The White Mountains are indeed most interesting objects. Standing as they do in a rude and wild region, not remarkable for towering elevations, they are distinguished for their lofty height. Mount Washington, the tallest of the brothers, is said to exceed in altitude, tbe Alleghanies of the South, and the Green Mountains of the North, by nearly 2,500 feet. He eren rises above the more celebrated peaks of other more romantic lands: Olympus, connected as he is with so many classic recollections, is only of equal stature. Ben Nevis, the most elevated land in the island of Great Britain, and Snowdon, the king of the Welsh Hills, are lower by more than 2,000 feet.
It was in the pleasant season of spring, that the writer, in company with an intelligent friend, set forth on the excursion which bas furnished the materials for the narrative in the following pages. "Believing that every speck of the soil of our country is ioteresting to its inhabitants, he is induced to suppose, that the description of the most massive of its piles of earth and stone, will be amusing to some.
Our journey had been along the Eastern side of the range, and upon the banks of the rapid, but beautiful stream of the Androscoggin.
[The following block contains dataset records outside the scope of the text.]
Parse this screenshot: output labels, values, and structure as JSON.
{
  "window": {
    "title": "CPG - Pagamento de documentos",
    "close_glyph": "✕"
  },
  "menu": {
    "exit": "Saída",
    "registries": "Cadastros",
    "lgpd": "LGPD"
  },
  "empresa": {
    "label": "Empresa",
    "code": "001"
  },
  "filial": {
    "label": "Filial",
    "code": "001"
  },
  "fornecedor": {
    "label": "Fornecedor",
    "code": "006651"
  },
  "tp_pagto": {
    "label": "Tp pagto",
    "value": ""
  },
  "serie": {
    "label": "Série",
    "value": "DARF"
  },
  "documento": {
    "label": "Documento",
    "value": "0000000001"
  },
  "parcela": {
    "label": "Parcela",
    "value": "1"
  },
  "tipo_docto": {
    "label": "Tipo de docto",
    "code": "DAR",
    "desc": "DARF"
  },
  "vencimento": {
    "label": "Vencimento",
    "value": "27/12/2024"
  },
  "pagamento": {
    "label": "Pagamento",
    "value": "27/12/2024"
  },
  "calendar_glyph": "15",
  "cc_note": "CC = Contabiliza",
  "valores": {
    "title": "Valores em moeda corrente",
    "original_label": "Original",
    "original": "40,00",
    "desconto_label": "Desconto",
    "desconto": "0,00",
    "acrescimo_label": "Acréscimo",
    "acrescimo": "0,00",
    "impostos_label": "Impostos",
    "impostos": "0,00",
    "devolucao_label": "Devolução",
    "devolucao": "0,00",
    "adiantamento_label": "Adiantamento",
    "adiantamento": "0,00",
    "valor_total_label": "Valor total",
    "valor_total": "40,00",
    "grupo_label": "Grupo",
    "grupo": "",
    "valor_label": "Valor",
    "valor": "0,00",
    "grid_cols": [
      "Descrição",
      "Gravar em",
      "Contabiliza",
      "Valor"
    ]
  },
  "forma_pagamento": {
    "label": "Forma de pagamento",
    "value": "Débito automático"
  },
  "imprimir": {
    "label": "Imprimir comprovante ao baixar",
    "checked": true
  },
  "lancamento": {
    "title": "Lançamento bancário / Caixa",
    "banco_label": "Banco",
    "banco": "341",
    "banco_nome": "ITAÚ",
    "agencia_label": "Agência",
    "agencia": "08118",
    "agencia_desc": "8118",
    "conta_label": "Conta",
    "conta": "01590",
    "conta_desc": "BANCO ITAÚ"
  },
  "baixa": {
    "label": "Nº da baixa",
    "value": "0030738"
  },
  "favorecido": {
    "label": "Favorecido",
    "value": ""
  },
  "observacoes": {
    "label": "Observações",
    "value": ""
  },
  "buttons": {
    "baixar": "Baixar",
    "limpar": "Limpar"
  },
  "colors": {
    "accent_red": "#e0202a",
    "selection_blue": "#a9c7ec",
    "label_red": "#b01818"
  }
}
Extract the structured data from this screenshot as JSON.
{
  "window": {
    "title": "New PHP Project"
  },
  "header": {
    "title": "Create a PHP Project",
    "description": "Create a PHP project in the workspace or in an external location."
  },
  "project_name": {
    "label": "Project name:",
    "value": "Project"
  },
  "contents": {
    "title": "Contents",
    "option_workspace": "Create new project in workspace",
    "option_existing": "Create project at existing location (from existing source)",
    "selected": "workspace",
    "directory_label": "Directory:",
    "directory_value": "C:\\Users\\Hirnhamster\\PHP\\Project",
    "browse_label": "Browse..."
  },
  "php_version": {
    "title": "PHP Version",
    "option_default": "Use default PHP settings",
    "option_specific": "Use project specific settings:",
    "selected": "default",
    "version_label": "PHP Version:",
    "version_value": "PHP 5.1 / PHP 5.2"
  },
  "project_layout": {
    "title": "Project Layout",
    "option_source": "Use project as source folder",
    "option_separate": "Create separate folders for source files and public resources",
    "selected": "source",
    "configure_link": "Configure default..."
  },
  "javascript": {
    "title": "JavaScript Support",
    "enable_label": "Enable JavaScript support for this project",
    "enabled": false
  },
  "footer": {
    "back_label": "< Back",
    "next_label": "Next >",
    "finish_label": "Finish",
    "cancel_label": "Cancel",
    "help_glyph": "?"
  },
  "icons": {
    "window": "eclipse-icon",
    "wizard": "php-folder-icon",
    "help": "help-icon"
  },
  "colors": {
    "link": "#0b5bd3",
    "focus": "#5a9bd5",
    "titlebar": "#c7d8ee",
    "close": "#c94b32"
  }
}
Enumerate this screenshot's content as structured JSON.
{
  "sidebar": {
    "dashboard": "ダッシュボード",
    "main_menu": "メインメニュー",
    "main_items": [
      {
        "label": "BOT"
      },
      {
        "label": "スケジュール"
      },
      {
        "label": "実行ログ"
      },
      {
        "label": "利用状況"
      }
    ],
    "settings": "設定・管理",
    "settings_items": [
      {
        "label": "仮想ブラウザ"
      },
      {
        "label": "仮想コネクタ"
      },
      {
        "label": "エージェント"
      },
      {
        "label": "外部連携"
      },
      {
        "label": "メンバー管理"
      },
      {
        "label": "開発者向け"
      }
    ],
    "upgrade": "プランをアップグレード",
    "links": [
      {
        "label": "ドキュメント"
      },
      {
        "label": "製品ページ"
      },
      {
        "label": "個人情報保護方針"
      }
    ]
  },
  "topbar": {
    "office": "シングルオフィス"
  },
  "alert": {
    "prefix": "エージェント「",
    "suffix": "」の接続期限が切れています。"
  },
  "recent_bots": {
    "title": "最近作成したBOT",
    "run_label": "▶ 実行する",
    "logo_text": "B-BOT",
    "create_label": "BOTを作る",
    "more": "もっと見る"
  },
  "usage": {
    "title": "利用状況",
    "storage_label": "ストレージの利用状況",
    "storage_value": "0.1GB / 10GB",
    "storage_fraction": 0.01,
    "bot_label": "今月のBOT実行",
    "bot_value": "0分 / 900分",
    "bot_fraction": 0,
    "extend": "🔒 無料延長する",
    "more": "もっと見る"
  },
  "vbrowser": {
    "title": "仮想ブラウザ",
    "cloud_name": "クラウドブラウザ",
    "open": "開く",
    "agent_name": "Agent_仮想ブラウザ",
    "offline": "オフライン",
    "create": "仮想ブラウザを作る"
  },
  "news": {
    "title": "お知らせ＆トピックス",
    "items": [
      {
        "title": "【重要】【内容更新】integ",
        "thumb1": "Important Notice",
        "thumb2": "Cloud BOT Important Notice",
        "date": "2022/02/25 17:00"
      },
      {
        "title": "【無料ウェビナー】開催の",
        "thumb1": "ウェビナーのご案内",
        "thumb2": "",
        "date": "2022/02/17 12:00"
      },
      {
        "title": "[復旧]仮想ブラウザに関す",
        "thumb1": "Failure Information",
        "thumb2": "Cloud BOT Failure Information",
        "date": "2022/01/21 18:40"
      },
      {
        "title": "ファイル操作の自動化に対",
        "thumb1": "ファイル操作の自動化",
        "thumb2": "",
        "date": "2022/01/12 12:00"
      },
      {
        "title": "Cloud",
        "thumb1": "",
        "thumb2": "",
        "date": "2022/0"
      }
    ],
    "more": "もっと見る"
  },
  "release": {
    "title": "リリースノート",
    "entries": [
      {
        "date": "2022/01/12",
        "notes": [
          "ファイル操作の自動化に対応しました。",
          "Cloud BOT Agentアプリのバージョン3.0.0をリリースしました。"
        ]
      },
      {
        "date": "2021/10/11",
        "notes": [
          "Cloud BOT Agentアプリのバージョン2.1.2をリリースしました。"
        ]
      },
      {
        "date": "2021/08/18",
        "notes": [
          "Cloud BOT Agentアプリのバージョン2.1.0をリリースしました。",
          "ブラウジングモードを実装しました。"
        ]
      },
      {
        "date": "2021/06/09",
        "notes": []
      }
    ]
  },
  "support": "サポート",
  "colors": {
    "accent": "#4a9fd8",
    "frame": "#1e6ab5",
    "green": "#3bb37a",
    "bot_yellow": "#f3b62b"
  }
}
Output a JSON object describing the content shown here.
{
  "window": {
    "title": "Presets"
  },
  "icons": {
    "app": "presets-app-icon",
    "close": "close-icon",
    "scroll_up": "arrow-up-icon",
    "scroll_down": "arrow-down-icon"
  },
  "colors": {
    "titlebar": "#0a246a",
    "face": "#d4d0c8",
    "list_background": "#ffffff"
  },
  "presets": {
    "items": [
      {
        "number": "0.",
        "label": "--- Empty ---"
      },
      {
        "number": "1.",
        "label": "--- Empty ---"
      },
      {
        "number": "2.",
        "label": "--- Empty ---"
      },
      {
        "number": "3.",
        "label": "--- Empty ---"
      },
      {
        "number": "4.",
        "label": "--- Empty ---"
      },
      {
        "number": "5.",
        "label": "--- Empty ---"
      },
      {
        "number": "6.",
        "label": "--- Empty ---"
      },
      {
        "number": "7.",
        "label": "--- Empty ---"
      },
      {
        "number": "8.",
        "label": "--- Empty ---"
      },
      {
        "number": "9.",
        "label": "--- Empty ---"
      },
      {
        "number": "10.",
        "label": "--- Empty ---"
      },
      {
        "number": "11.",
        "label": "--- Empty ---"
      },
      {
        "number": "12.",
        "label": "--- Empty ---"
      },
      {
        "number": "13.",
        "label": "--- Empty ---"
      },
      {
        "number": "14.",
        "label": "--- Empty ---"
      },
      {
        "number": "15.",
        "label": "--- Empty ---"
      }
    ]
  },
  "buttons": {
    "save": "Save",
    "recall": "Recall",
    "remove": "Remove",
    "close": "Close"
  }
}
This noble river, issuing from a series of solitary lakes, embosomed in the forest, and dignified with Indian names, almost as formidable as the red warriors themselves, pours westward seeking an outlet among the ridges of hills that encompass it about.At length, it does escape through an opening in the mountain barrier, and rushes through the vallies at its base, with a hurried motion, as if the favorable opportunity might be lost by any delay ; but after journeying to the South for a few miles, it is again obstructed by an opposing ridge, and wanders on to the East, in quest of a channel to convey its waters to the sea. however, take the direct course to the ocean, until it has traversed fifty miles between parallel hills, of so firm structure as to resist every attempt of their prisoner to break from its confinement.-Then it goes on with a clear and tranquil motion, scattering fertility along its banks, till it meets with other obstructions. At Rumford a precipice is stretched across the bed of the waters : They are not precipitated in one broad sheet from its edge, but tumbling from cliff to cliff are dashed into foam. The spray, tinged with all the bright colors of the rainbow, rises from their commotion and is painted by the sun-beams. The thunder of this miniature cataract is heard from a distance, and the earth, either in reality or imagination, trembles with the heavy falling. The descent is estimated at seventy feet. After dashing over the rock, the river spreads out in a broad basin, and seems resting to recover power before it rushes over a second ledge, which opposes its passage about a fourth of a mile below. It leaps over this smaller bar, and frets along another quarter of a mile, and again pluoges down a declivity, about fifteen feet in height. An island at the foot of the last rapid, covered with fair trees, rests placidly amid the uproar, as if smiling on the turmoil around it. The snowy whiteness of the stream is beautifully contrasted with the green and waving foliage. All the difficulties are not yet surmounted. The Pejypscot rocks sturdily spread themselves across the path, and